Q. My almost-17 year old daughter scores 100% on every bpd scale. She has been in a highly structured boarding school setting performing GREAT with no set-backs for 18 months. Recently, she abused a privilege she had earned and ended up running away (looking for the old criminal friends) carving "scared" into her arm, and other acting out behaviors. We were all shocked, even the well-seasoned staff of the 28 year old school. Her school stay will now be extended, but we can't keep her there past her 18th b-day. My question is: do teens who exhibit CLASSIC BPD signs necessarily end up adults with BDP? Are we increasing her chances for coping in the adult world by catching this now, and treating it with structure and accountability? (Her school is excellent and was recommended by a psychiatrist who spotted all the bpd stuff... but they use NO drug therapy). You place a huge emphasis on drug therapy. Are we doing her a disservice not using drugs? She is learning coping skills but will this approach serve her well? Also, no one has ever talked to her about BPD... they address each symptom directly.

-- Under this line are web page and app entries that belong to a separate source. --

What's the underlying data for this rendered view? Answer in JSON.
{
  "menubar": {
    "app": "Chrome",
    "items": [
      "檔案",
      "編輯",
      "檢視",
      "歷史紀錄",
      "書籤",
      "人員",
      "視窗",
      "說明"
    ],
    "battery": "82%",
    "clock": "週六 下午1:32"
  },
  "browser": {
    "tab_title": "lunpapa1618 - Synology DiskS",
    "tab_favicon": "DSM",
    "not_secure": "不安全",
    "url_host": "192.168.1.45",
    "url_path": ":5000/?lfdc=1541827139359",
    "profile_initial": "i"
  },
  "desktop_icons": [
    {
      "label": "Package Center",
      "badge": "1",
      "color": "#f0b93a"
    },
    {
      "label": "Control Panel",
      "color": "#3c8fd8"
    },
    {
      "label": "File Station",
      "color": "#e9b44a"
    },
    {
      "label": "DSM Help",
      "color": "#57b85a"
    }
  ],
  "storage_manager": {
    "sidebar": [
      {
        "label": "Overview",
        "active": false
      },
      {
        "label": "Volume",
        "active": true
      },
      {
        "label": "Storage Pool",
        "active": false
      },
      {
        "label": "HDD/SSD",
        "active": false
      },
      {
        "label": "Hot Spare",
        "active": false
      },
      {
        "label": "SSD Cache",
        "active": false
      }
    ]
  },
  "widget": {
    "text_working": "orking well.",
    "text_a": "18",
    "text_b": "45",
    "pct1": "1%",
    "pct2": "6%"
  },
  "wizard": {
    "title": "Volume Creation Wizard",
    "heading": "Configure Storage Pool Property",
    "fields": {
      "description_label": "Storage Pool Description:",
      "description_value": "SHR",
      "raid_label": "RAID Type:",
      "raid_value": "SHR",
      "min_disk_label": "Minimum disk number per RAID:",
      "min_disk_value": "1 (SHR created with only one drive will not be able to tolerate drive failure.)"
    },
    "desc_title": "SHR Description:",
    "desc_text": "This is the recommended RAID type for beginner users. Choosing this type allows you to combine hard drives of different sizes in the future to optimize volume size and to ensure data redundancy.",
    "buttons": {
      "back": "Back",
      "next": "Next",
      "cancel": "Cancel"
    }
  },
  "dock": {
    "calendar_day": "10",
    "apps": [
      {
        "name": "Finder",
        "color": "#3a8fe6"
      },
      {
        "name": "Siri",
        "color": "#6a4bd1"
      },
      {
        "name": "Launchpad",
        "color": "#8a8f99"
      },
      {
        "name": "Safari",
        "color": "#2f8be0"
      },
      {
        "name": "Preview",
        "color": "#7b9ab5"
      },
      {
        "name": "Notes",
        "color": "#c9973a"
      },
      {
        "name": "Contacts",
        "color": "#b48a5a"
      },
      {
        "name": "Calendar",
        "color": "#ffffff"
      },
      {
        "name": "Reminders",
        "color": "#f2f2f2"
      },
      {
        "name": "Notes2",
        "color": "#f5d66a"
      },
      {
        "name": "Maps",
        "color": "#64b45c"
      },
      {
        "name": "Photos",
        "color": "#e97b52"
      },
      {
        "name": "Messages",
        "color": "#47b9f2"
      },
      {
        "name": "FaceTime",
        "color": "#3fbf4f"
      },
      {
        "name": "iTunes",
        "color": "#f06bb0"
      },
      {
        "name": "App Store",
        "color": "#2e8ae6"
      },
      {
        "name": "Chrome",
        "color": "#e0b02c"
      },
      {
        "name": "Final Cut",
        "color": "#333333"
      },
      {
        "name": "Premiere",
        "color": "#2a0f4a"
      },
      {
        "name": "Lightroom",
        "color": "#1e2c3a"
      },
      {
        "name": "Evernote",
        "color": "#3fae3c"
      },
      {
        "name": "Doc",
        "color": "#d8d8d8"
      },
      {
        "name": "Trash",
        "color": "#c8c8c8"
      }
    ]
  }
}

A. Yes, they do.
I agree with you completely about treating the BPD now.
I disagree totally with the staff's concept about avoiding medication. The BPD is a medical problem. She'll have enough problem coping with the medications working, to ask her to do otherwise is almost impossible.
I want to make it clear I'm not against counseling and structured programs - I am a huge supporter of both. My experience has been they don't work that well without the right medications, and they work dramatically better with them. Regarding not telling her the diagnosis - how would you feel if when you were 18 that you had your diagnoses withheld from you, and that in fact the adults in your life were dishonest by omission in that regard? How do you think she'll feel?